## What you should do
From the entries below, please gather each line containing the string "structured".

═══ Material for the task

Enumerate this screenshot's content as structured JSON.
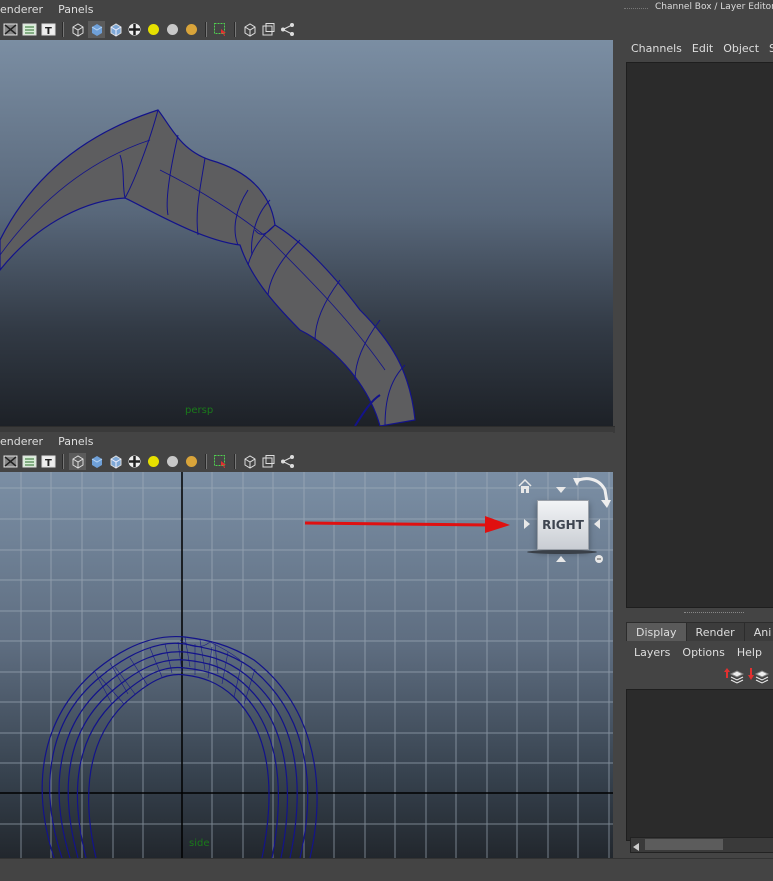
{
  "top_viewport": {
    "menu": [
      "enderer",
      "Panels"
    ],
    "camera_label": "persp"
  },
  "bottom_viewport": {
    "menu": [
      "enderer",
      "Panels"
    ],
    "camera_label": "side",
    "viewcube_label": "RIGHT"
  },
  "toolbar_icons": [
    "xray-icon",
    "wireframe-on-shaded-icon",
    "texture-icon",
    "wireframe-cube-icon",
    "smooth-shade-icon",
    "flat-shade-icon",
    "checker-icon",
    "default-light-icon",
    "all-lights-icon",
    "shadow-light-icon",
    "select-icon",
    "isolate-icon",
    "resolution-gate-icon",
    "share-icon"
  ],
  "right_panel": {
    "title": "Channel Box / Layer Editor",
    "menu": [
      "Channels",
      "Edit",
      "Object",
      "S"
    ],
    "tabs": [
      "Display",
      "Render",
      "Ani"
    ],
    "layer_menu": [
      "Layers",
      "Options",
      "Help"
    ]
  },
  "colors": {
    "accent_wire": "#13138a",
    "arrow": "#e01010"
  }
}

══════
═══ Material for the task

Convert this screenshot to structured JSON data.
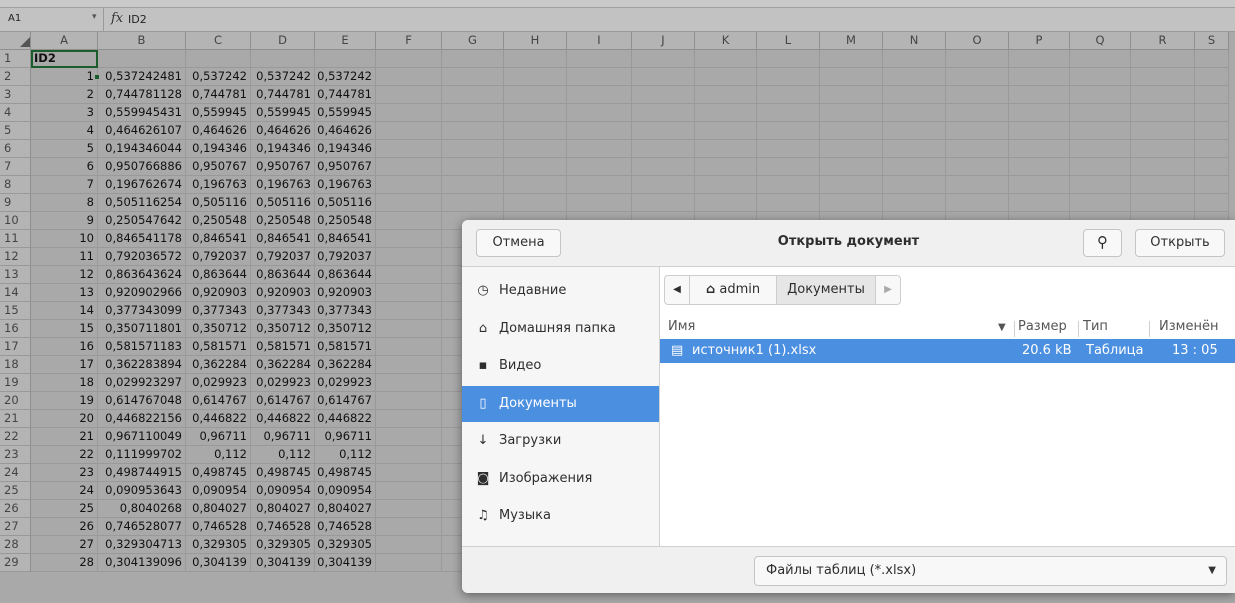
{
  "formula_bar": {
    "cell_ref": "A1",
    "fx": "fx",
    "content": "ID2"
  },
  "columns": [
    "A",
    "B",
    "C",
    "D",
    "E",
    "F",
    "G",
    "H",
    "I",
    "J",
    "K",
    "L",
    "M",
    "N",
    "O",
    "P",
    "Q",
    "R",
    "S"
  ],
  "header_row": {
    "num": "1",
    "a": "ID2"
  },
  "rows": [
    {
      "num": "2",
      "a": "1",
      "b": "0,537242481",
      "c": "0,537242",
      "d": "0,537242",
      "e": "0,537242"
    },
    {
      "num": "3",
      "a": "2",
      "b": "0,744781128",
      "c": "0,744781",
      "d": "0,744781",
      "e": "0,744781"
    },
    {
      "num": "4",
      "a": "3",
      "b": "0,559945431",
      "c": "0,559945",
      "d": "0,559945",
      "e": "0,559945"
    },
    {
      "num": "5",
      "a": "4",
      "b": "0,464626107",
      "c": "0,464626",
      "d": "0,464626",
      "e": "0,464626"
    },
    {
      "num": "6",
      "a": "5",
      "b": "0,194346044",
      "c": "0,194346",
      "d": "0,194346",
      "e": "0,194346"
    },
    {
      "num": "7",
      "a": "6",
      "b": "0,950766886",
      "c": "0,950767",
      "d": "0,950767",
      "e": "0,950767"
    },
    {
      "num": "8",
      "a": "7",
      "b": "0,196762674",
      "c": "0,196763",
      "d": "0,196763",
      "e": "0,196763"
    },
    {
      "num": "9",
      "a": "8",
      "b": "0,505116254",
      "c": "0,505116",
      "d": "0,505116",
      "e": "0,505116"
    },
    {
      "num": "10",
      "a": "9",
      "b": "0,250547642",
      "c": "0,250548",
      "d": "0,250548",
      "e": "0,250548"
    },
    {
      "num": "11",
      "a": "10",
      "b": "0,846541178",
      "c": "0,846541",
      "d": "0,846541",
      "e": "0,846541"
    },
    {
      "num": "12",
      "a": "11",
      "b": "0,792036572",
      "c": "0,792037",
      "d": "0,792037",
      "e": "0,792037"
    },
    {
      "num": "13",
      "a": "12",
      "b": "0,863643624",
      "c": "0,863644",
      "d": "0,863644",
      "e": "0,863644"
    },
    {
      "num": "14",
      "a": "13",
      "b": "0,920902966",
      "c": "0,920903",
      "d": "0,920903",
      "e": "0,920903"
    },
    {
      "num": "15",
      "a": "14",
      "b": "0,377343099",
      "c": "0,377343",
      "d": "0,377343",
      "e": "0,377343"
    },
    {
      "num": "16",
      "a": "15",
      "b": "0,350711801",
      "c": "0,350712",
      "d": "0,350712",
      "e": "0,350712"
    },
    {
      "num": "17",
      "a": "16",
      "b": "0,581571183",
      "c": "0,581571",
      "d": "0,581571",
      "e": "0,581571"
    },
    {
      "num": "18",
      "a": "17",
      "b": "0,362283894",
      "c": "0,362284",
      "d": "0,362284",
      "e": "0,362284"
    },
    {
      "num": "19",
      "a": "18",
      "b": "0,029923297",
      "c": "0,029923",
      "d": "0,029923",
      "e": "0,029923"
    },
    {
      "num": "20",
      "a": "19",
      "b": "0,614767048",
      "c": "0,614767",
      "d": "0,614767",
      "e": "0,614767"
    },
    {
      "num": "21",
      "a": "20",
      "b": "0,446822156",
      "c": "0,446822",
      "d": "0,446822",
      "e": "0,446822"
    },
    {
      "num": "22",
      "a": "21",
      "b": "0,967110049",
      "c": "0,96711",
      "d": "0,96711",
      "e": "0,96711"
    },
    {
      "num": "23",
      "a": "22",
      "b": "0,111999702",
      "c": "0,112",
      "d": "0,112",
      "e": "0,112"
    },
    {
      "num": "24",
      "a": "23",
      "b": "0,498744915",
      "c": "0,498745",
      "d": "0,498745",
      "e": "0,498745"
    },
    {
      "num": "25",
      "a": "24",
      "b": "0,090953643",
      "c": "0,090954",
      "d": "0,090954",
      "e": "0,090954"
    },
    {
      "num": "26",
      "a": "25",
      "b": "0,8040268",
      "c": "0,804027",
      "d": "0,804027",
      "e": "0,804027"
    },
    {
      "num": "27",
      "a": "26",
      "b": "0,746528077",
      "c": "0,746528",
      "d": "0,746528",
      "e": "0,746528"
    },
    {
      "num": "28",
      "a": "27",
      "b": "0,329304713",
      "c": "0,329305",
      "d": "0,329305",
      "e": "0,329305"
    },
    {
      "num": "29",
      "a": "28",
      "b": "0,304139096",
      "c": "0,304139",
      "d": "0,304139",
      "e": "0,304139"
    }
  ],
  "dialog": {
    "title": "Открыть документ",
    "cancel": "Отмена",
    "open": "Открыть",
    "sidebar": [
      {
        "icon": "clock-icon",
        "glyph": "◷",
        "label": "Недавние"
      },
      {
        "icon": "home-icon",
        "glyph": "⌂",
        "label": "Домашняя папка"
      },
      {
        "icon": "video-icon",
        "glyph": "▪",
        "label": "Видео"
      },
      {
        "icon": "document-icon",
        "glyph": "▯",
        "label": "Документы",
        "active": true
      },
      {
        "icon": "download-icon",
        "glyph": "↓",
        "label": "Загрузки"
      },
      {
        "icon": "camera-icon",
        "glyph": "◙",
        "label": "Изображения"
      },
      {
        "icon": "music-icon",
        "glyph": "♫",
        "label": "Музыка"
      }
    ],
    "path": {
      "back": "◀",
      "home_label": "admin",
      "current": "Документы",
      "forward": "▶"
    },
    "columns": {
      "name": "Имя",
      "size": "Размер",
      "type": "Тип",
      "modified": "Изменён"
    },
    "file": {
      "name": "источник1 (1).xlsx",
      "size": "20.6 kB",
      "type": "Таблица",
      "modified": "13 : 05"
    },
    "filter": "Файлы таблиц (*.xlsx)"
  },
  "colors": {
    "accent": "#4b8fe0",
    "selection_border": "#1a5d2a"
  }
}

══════

## Result of this exercise
Enumerate this screenshot's content as structured JSON.
Convert this screenshot to structured JSON data.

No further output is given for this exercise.